If Wołodyjowski sacrificed himself, his sacrifice constituted the beginning of salvation. The body suffers, but the soul is strengthened. This is the economy of Polish/Sarmatian sacrifice. Its essence is expressed in Słowacki’s Samuel Zborowski, but not necessarily in Samuel Zborowski by Jarosław Marek Rymkiewicz. Which literary work is more consistent with the spirit of Sienkiewicz’s writing? We have already pointed out the connections with romantic mysticism, though not necessarily with any specific mystic dramas written by Słowacki, which the author of the Trilogy could not have known. Rymkiewicz perceives the conflict between Jan Zamoyski, Batory’s Chancellor, and Samuel Zborowski as a deadly clash between the supporters of the absolute power of the monarch, the power that the Chancellor was dreaming of, and the free unbridled ethos of Polish knighthood. In the story told by Rymkiewicz, unlike in Słowacki’s story, it is not only Zborowski’s spirit but also his mutilated body that is alive. Stolen after the execution at Lubranka, it was carried in a blood-covered coffin to the Zebrzydowskis’ tenement, perhaps in Bocheńska Street in Kraków, where it underwent ablutions and other aesthetic treatments. The four daughters of Kasper Zabrzydowski and Jordanówna from the clan of Trąba washed the body of Samuel, who was their uncle. They sewed back his head and other body parts that suffered during the execution (parts of his arm, shoulder, fingers). Rymkiewicz assumes that they were working without gloves, since, in those times, contact with noble blood was not considered unpleasant. “It was solemn, this sewing back of his head – as if Roman, something resembling the works of maidens in ancient Rome.” The body was dressed in red silk, and the coffin was pitched. A glass pane was placed above the sewed-back head. Rymkiewicz wonders if this was done in order to show the ruler’s cruelty. It does not seem so. Coffins with glass panes used to be part of funeral customs in Poland. From this perspective, Wołodyjowski’s double coffin seems exceptional. Incidentally, encouraged by Rymkiewicz’s inquisitiveness, I am wondering what Wołodyjowski’s coffin contained. What was put inside after the explosion that shook the whole Kamieniec?
Rymkiewicz emphasizes that after Zborowski’s death, everything that was said or written by his supporters, mainly his brothers, concerned his dead body. About his body’s comfort, its transport, the violence it suffered. And what is meant is not a phantasmal body, communal or political – like in the work of Ernst H. Kantorowicz, but the body understood as literally as possible.

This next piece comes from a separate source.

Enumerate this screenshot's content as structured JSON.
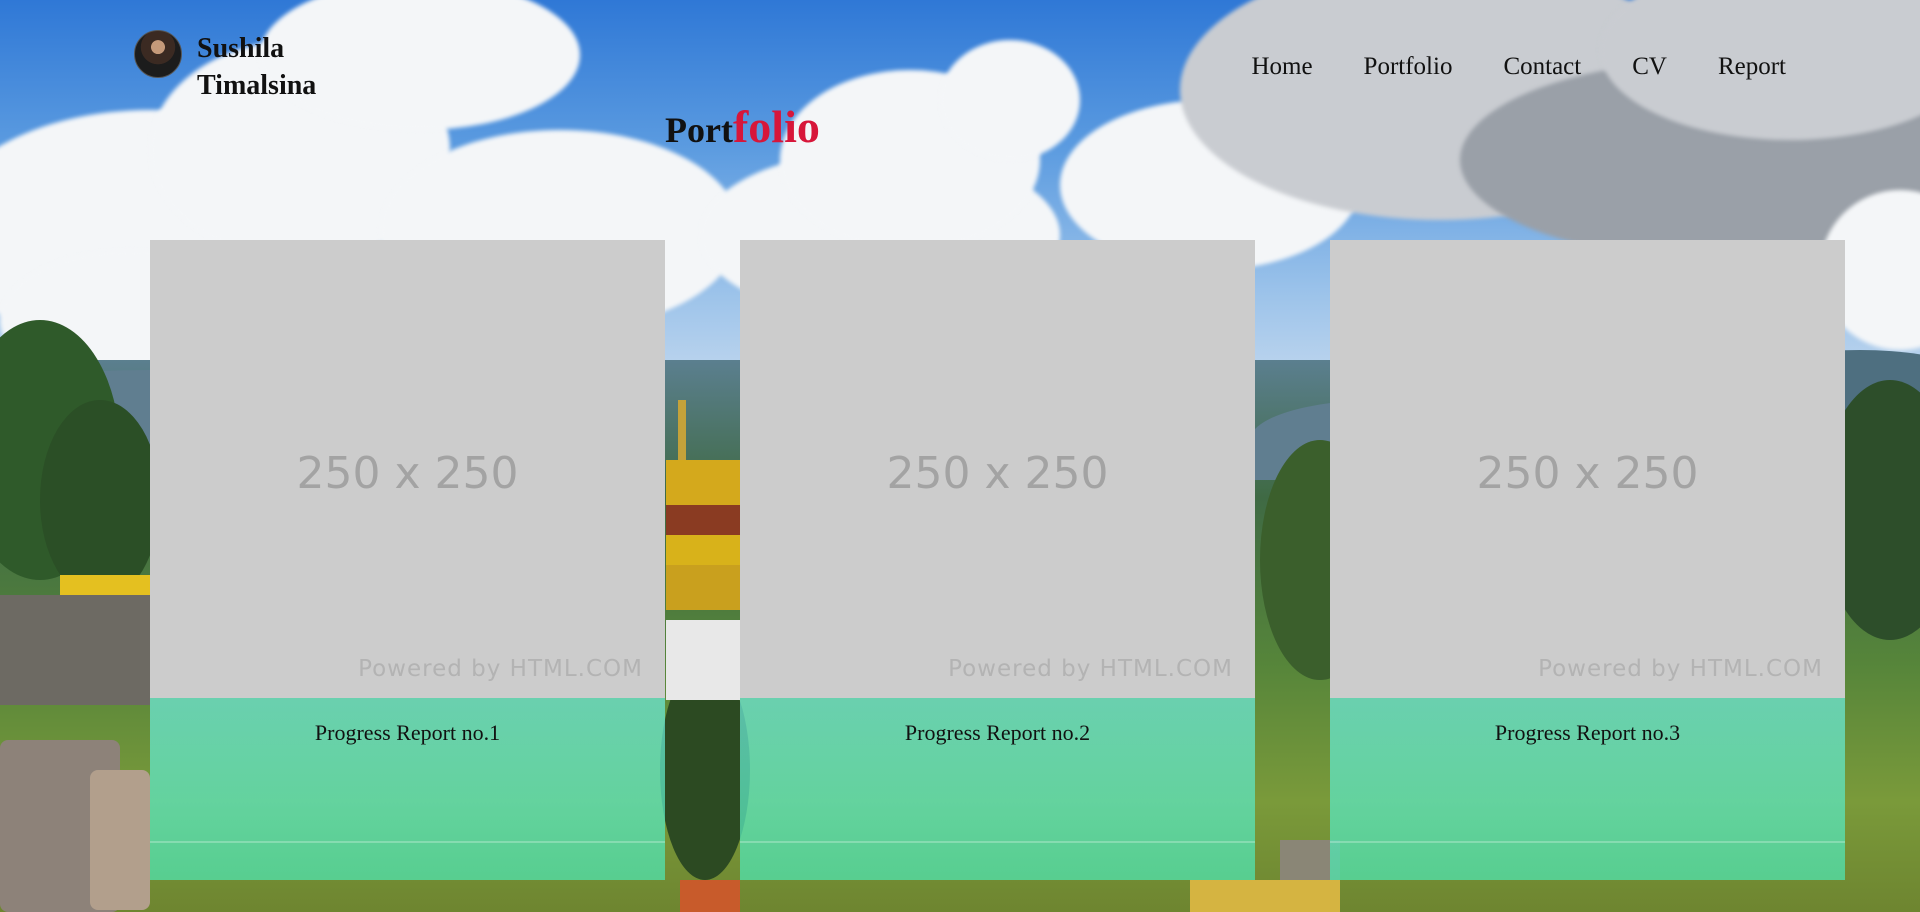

Rymkiewicz makes a clear reservation: “It seems […] that the second life of the body, in some fundamental way, differs from the second posthumous life of the soul – this life is local, earthly, and mortal.” The paradoxical posthumous vitality of the body is confirmed by the fact that it spent quite some time unburied, carried around, transported. Perhaps it was hidden from Zamoyski and his supporters? It has not been established where and when Zborowski was finally buried.